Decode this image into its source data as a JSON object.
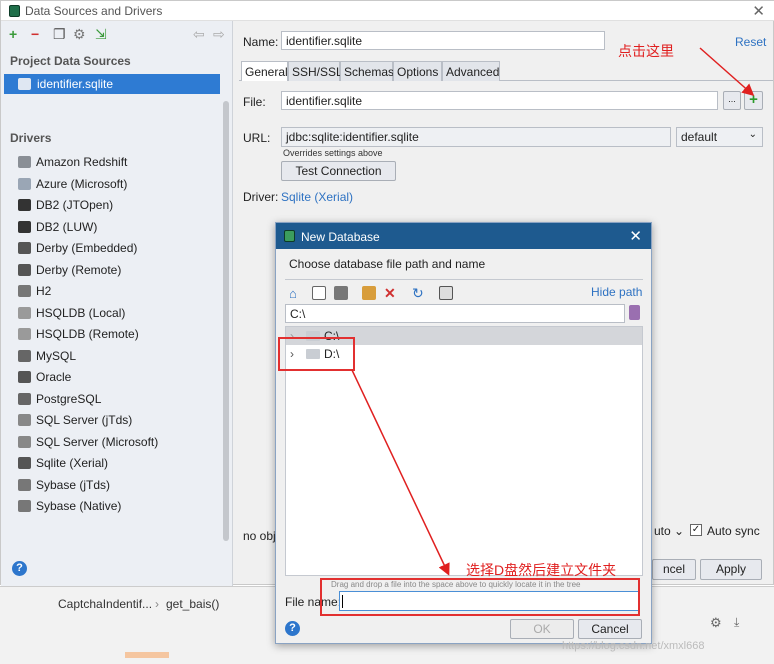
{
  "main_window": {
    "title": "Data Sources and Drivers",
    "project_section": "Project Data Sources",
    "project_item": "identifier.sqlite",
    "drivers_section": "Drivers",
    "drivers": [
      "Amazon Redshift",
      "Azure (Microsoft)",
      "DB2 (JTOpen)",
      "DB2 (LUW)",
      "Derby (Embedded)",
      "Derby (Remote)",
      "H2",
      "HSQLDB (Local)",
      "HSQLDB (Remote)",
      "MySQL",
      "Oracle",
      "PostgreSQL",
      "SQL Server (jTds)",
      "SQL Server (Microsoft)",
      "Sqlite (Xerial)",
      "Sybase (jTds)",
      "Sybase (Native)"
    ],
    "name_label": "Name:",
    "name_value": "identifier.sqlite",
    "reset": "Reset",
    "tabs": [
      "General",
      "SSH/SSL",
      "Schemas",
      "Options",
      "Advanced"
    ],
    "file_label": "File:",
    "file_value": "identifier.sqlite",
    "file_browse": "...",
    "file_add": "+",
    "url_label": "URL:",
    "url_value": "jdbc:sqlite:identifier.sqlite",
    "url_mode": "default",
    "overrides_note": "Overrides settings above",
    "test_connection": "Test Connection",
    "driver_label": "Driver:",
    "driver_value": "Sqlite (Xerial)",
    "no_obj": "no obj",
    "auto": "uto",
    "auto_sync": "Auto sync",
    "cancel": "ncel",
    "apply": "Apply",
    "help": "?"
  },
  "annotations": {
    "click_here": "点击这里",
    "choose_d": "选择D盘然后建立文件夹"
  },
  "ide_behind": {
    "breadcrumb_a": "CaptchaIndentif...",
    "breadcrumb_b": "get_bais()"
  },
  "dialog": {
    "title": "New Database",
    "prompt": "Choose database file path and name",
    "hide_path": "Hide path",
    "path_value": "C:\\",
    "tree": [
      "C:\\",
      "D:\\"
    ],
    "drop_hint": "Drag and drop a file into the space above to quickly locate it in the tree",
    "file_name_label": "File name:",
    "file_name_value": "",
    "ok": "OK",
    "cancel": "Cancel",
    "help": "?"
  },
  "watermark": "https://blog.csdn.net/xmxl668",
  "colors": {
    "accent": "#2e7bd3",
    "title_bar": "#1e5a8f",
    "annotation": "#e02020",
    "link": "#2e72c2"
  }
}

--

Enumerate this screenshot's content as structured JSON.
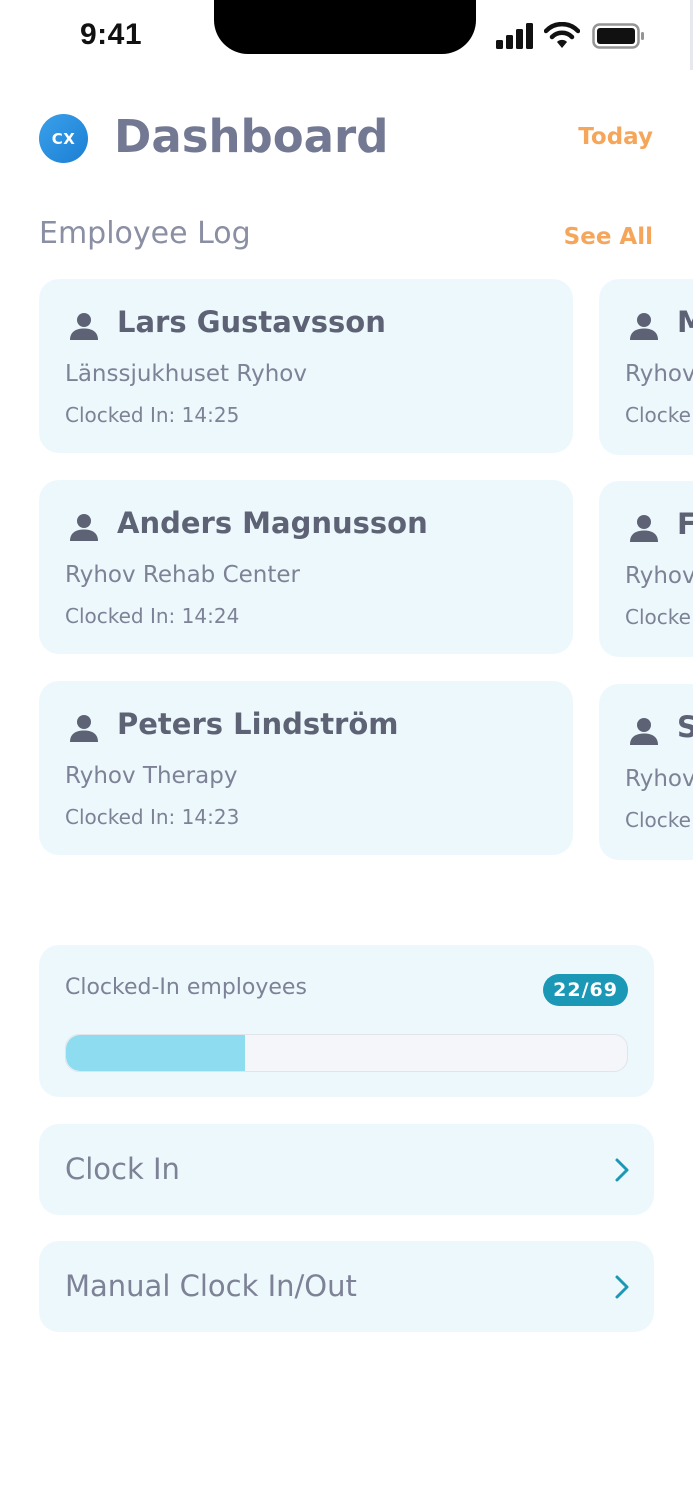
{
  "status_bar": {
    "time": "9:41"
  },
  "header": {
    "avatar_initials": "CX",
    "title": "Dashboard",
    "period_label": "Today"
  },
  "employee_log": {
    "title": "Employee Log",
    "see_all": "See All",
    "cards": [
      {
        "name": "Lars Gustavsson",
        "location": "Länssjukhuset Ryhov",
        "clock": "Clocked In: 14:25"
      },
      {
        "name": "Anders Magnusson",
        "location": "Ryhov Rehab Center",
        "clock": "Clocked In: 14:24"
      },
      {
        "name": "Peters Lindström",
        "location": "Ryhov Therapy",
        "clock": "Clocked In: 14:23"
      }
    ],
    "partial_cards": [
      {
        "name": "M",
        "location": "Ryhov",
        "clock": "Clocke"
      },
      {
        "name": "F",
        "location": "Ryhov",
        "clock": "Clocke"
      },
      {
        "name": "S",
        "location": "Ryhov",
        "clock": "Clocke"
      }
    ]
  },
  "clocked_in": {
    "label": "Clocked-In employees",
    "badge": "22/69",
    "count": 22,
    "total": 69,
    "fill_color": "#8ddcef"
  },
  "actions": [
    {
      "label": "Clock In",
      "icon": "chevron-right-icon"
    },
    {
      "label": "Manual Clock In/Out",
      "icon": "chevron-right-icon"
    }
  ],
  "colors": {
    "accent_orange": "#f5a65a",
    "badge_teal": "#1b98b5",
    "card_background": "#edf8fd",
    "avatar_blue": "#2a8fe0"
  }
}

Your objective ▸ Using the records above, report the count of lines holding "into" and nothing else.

Response to the exercise ▸ 2